__Task prompt__. Look through the lines below and extract any with the word "최대주주".

Segment Open

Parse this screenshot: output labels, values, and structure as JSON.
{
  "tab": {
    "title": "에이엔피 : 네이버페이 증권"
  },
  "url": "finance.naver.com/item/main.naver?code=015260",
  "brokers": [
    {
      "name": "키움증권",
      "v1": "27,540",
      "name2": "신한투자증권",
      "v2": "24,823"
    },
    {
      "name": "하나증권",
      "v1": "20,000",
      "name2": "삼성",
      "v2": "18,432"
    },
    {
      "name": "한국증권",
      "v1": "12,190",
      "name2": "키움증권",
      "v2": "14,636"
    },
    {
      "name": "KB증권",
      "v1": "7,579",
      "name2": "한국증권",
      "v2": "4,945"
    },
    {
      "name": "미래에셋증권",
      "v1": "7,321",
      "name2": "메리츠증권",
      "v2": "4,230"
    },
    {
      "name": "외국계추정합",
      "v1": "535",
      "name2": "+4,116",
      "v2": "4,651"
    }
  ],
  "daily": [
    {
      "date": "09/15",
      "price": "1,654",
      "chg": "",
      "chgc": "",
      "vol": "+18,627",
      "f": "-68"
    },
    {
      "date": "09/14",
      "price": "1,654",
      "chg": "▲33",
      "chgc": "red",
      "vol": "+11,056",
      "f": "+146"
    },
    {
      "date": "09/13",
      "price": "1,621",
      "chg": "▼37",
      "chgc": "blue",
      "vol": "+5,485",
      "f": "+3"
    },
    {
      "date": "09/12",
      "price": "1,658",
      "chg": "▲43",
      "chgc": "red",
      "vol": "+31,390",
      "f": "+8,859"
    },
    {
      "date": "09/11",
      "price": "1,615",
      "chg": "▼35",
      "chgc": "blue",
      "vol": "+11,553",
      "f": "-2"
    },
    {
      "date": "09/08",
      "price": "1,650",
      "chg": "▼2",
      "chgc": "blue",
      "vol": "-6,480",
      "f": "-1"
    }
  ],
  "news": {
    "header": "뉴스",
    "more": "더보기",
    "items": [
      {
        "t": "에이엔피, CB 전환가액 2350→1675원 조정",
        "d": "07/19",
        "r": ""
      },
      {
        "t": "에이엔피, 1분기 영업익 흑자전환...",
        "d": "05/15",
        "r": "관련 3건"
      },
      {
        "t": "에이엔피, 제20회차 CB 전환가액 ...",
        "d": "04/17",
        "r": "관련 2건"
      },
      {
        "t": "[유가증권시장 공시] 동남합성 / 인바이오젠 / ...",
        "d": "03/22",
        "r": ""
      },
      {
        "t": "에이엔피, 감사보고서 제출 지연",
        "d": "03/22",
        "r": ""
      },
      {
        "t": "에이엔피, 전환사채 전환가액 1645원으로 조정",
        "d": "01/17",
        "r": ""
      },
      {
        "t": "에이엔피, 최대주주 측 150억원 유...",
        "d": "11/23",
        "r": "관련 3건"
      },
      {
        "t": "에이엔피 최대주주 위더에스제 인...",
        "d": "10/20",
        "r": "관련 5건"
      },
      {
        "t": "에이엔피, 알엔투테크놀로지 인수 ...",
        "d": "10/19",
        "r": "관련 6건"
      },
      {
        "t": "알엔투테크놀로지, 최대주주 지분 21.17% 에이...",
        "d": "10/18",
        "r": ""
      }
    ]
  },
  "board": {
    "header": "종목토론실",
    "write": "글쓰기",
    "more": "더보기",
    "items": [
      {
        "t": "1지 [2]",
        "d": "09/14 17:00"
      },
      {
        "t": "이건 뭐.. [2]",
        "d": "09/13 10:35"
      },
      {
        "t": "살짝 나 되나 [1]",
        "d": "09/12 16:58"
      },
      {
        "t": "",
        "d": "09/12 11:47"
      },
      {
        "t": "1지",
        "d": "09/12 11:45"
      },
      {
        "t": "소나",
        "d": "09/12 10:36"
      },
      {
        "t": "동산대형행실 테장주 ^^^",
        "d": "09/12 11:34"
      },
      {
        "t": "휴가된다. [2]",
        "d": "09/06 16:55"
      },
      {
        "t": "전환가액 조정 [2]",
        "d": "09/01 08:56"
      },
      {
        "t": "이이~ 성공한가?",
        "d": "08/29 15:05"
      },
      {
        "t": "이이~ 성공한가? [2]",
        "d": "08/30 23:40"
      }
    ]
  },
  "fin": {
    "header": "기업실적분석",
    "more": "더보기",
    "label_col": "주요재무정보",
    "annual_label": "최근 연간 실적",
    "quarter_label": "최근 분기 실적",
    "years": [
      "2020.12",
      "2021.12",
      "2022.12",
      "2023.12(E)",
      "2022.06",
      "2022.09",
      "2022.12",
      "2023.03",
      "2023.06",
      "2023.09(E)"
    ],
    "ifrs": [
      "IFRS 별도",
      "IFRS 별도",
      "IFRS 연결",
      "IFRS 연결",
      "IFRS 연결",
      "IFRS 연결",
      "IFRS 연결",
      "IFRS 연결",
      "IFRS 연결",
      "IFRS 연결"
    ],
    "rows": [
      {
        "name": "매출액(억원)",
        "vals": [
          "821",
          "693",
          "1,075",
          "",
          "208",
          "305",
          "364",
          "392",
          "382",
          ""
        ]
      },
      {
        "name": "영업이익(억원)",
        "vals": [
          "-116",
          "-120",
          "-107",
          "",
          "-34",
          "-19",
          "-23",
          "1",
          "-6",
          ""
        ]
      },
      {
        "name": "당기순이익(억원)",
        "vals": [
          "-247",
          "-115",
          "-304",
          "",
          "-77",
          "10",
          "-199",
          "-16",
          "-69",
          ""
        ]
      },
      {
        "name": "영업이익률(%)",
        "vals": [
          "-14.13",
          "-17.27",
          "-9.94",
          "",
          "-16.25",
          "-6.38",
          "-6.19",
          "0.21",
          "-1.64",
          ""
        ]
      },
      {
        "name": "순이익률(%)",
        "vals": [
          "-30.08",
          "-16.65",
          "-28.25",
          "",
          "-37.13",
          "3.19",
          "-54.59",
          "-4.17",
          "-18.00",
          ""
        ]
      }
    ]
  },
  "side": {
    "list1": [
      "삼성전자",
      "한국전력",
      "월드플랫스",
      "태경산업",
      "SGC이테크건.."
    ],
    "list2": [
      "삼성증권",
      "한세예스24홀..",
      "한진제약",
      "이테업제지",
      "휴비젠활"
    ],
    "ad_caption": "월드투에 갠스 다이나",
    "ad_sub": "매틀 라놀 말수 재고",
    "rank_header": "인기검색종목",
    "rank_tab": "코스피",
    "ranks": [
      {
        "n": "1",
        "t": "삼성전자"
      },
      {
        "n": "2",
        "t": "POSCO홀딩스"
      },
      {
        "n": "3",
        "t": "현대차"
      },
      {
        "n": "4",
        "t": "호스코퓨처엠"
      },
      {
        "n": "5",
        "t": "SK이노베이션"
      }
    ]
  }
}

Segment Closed

__Exercise result__.
        "t": "에이엔피, 최대주주 측 150억원 유...",
        "t": "에이엔피 최대주주 위더에스제 인...",
        "t": "알엔투테크놀로지, 최대주주 지분 21.17% 에이...",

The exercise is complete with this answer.